* Task instructions: Find the lines of data that contain the string "this", then list them.

━━ Input

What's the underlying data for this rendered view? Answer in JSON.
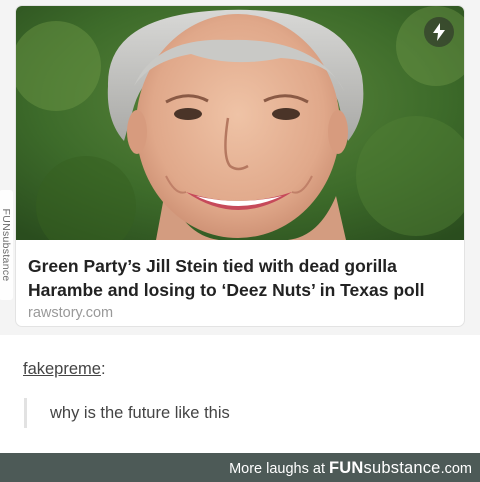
{
  "card": {
    "title": "Green Party’s Jill Stein tied with dead gorilla Harambe and losing to ‘Deez Nuts’ in Texas poll",
    "source": "rawstory.com",
    "badge_icon": "lightning-bolt-icon"
  },
  "watermark": {
    "text": "FUNsubstance"
  },
  "post": {
    "username": "fakepreme",
    "username_suffix": ":",
    "quote": "why is the future like this"
  },
  "footer": {
    "prefix": "More laughs at ",
    "brand_bold": "FUN",
    "brand_rest": "substance",
    "brand_tld": ".com"
  },
  "colors": {
    "footer_bg": "#4d5a57",
    "title": "#222222",
    "source": "#999999"
  }
}
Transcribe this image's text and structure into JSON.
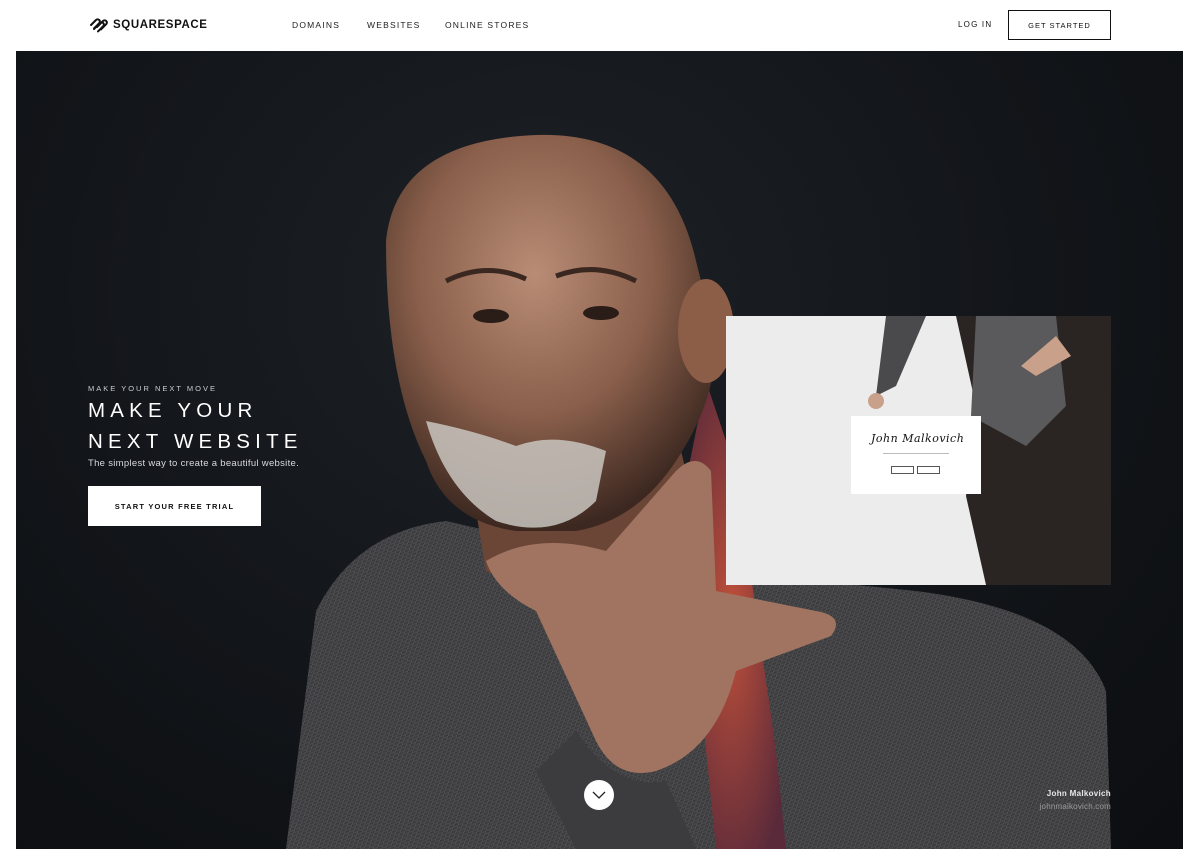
{
  "brand": {
    "name": "SQUARESPACE",
    "logo_icon": "squarespace-logo-icon"
  },
  "nav": {
    "items": [
      {
        "label": "DOMAINS"
      },
      {
        "label": "WEBSITES"
      },
      {
        "label": "ONLINE STORES"
      }
    ],
    "login_label": "LOG IN",
    "cta_label": "GET STARTED"
  },
  "hero": {
    "eyebrow": "MAKE YOUR NEXT MOVE",
    "headline_line1": "MAKE YOUR",
    "headline_line2": "NEXT WEBSITE",
    "subline": "The simplest way to create a beautiful website.",
    "cta_label": "START YOUR FREE TRIAL",
    "preview_signature": "John Malkovich",
    "credit_name": "John Malkovich",
    "credit_url": "johnmalkovich.com",
    "scroll_icon": "chevron-down-icon"
  },
  "colors": {
    "hero_background": "#121519",
    "text_light": "#ffffff",
    "button_background": "#ffffff",
    "nav_text": "#222222"
  }
}
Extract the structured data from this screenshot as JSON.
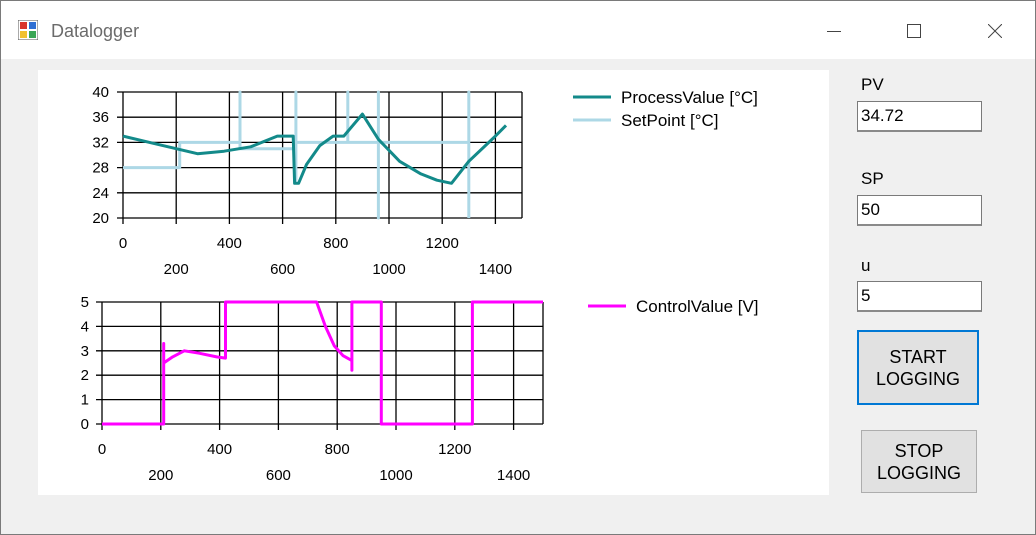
{
  "window": {
    "title": "Datalogger"
  },
  "fields": [
    {
      "label": "PV",
      "value": "34.72"
    },
    {
      "label": "SP",
      "value": "50"
    },
    {
      "label": "u",
      "value": "5"
    }
  ],
  "buttons": {
    "start": [
      "START",
      "LOGGING"
    ],
    "stop": [
      "STOP",
      "LOGGING"
    ]
  },
  "colors": {
    "process": "#138a8a",
    "setpoint": "#add8e6",
    "control": "#ff00ff"
  },
  "chart_data": [
    {
      "type": "line",
      "title": "",
      "xlabel": "",
      "ylabel": "",
      "xlim": [
        0,
        1500
      ],
      "ylim": [
        20,
        40
      ],
      "yticks": [
        20,
        24,
        28,
        32,
        36,
        40
      ],
      "xticks_top": [
        "0",
        "400",
        "800",
        "1200"
      ],
      "xticks_bottom": [
        "200",
        "600",
        "1000",
        "1400"
      ],
      "grid": true,
      "legend": "top-right",
      "series": [
        {
          "name": "ProcessValue [°C]",
          "color": "#138a8a",
          "points": [
            [
              0,
              33
            ],
            [
              100,
              32
            ],
            [
              200,
              31
            ],
            [
              280,
              30.2
            ],
            [
              380,
              30.6
            ],
            [
              480,
              31.3
            ],
            [
              580,
              33
            ],
            [
              640,
              33
            ],
            [
              645,
              25.5
            ],
            [
              660,
              25.5
            ],
            [
              690,
              28.5
            ],
            [
              740,
              31.5
            ],
            [
              790,
              33
            ],
            [
              830,
              33
            ],
            [
              900,
              36.5
            ],
            [
              960,
              32.5
            ],
            [
              1040,
              29
            ],
            [
              1120,
              27
            ],
            [
              1180,
              26
            ],
            [
              1235,
              25.5
            ],
            [
              1300,
              29
            ],
            [
              1400,
              33
            ],
            [
              1440,
              34.7
            ]
          ]
        },
        {
          "name": "SetPoint [°C]",
          "color": "#add8e6",
          "points": [
            [
              0,
              28
            ],
            [
              213,
              28
            ],
            [
              213,
              32
            ],
            [
              440,
              32
            ],
            [
              440,
              40
            ],
            [
              440,
              31
            ],
            [
              650,
              31
            ],
            [
              650,
              40
            ],
            [
              650,
              26
            ],
            [
              650,
              32
            ],
            [
              845,
              32
            ],
            [
              845,
              40
            ],
            [
              845,
              32
            ],
            [
              960,
              32
            ],
            [
              960,
              40
            ],
            [
              960,
              20
            ],
            [
              960,
              32
            ],
            [
              1300,
              32
            ],
            [
              1300,
              40
            ],
            [
              1300,
              20
            ]
          ]
        }
      ]
    },
    {
      "type": "line",
      "title": "",
      "xlabel": "",
      "ylabel": "",
      "xlim": [
        0,
        1500
      ],
      "ylim": [
        0,
        5
      ],
      "yticks": [
        0,
        1,
        2,
        3,
        4,
        5
      ],
      "xticks_top": [
        "0",
        "400",
        "800",
        "1200"
      ],
      "xticks_bottom": [
        "200",
        "600",
        "1000",
        "1400"
      ],
      "grid": true,
      "legend": "top-right",
      "series": [
        {
          "name": "ControlValue [V]",
          "color": "#ff00ff",
          "points": [
            [
              0,
              0
            ],
            [
              210,
              0
            ],
            [
              210,
              3.3
            ],
            [
              210,
              2.5
            ],
            [
              240,
              2.75
            ],
            [
              280,
              3
            ],
            [
              330,
              2.9
            ],
            [
              390,
              2.75
            ],
            [
              420,
              2.7
            ],
            [
              420,
              5
            ],
            [
              730,
              5
            ],
            [
              760,
              4
            ],
            [
              790,
              3.2
            ],
            [
              820,
              2.8
            ],
            [
              850,
              2.6
            ],
            [
              850,
              2.2
            ],
            [
              850,
              5
            ],
            [
              950,
              5
            ],
            [
              950,
              0
            ],
            [
              1260,
              0
            ],
            [
              1260,
              5
            ],
            [
              1500,
              5
            ]
          ]
        }
      ]
    }
  ]
}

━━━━

* Answer area:
What's the underlying data for this rendered view? Answer in JSON.
    "quote": "why is the future like this"
Transcribe this image's text and structure into JSON.
Extract the structured data from this screenshot as JSON.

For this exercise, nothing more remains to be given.